Prof John Loughhead, Chief Scientific Adviser at the Department for Business, Energy and Industrial Strategy, attended the ribbon cutting, underlining the UK Government’s commitment to a project backed with public money.
Initially the project attracted GBP£8m of UK government funding. In an interview with Energy Storage Report, business development director Matthew Barnett said another £1.7m was injected at the end of 2017.
Of this, £192,000 from the Energy Entrepreneurs Fund went towards installing Highview’s high-grade cold store technology.
The remaining £1.5m, from Innovate UK, the UK’s innovation agency, allowed the company to add very fast-acting frequency response to the system’s capabilities.
As previously reported, responding to grid frequency events within one second will allow the plant to meet the requirements of the UK National Grid’s fastest frequency response service provisions.
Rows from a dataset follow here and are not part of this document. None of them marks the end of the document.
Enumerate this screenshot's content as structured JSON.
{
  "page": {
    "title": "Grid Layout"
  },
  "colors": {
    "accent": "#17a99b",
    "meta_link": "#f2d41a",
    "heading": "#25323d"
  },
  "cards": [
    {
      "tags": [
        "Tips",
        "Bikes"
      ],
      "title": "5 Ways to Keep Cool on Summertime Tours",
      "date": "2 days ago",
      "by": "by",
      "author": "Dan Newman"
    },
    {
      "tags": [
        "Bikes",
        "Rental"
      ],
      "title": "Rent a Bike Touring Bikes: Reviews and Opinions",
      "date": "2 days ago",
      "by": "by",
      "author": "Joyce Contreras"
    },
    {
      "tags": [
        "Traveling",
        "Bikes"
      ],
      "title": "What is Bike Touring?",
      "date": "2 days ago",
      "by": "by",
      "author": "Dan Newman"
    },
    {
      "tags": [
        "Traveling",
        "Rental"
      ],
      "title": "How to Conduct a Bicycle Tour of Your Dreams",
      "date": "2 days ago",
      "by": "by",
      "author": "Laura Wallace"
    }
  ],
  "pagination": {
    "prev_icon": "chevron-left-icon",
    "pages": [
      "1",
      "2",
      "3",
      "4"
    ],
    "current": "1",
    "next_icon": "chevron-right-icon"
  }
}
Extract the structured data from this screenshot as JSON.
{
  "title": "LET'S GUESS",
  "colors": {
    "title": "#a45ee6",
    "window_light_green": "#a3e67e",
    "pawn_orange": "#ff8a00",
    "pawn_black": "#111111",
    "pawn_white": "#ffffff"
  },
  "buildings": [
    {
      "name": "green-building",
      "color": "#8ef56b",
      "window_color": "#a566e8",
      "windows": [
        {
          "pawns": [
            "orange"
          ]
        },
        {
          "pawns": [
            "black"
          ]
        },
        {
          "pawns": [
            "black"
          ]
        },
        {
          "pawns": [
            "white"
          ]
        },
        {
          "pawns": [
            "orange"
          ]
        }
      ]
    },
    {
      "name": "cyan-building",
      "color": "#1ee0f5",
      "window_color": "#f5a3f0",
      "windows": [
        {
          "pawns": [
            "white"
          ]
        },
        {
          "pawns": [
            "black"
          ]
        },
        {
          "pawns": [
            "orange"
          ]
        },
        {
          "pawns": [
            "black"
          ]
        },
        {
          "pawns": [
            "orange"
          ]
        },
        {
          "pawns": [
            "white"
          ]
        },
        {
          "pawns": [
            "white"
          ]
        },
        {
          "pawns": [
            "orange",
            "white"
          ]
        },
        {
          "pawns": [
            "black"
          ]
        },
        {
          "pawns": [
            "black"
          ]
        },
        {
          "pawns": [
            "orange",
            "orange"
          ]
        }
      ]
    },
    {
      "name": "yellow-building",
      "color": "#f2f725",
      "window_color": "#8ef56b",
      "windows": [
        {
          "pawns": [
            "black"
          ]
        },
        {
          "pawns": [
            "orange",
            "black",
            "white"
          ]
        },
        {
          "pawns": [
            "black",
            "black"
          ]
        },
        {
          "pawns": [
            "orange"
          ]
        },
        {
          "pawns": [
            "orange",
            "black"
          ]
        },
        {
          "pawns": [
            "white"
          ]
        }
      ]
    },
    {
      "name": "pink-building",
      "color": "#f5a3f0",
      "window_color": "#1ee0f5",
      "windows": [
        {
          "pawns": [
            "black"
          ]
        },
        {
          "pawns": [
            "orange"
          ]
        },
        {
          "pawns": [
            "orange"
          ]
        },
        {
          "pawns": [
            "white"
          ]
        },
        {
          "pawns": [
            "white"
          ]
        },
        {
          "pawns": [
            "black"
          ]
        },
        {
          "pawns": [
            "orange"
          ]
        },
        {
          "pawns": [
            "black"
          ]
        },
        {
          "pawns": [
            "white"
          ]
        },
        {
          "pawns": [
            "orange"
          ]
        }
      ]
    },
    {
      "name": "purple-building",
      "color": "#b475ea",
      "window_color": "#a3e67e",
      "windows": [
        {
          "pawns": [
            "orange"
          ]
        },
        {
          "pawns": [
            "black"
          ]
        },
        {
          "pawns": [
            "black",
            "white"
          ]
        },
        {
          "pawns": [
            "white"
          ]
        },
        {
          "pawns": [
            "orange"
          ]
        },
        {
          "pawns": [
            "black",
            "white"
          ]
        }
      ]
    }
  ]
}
Key advantages of LAES
The plant is designed to be able to bid to supply these services to the grid in future. Barnett said LAES was suited to providing ancillary services such as frequency response, spinning reserve and black-start capability.
Also, the way Highview’s LAES technology is configured allows it to deliver long-duration storage along with these services at significantly lower cost compared to current batteries, he said.
The Pilsworth LAES plant is the culmination of 12 years of development for Highview, but it isn’t the only recent milestone for the company.
Barnett revealed that his company’s New York office was making progress in developing projects on the US East Coast and in California.
In February, Highview announced that it was collaborating with SNC-Lavalin to deploy energy storage solutions for utility-scale applications in North America.
Engineering, procurement and construction partners
“Highview has invested considerable time and effort vetting potential engineering, procurement and construction management partners,” said Highview Power CEO Gareth Brett in a press release.
The announcement was followed in March by the news that Highview had named energy executive Carl Sheldon as president of the company’s US subsidiary, spearheading market development in North America.
Previously, Sheldon was CEO of the Abu Dhabi National Energy Company, where his stewardship led the company to global success in the oil and gas and power industries.
He was also the managing partner of Allen & Overy LLP’s Frankfurt and New York offices during his 25 years with the firm, advising on general international commercial and finance matters, and project financing in the energy sector.
As part of its moves to expand worldwide, Highview is also pursuing a fresh round of investment to fund growth, timed for the second half of 2018, Barnett said.
- For more information on LAES or the Pilsworth plant, contact Highview Power now.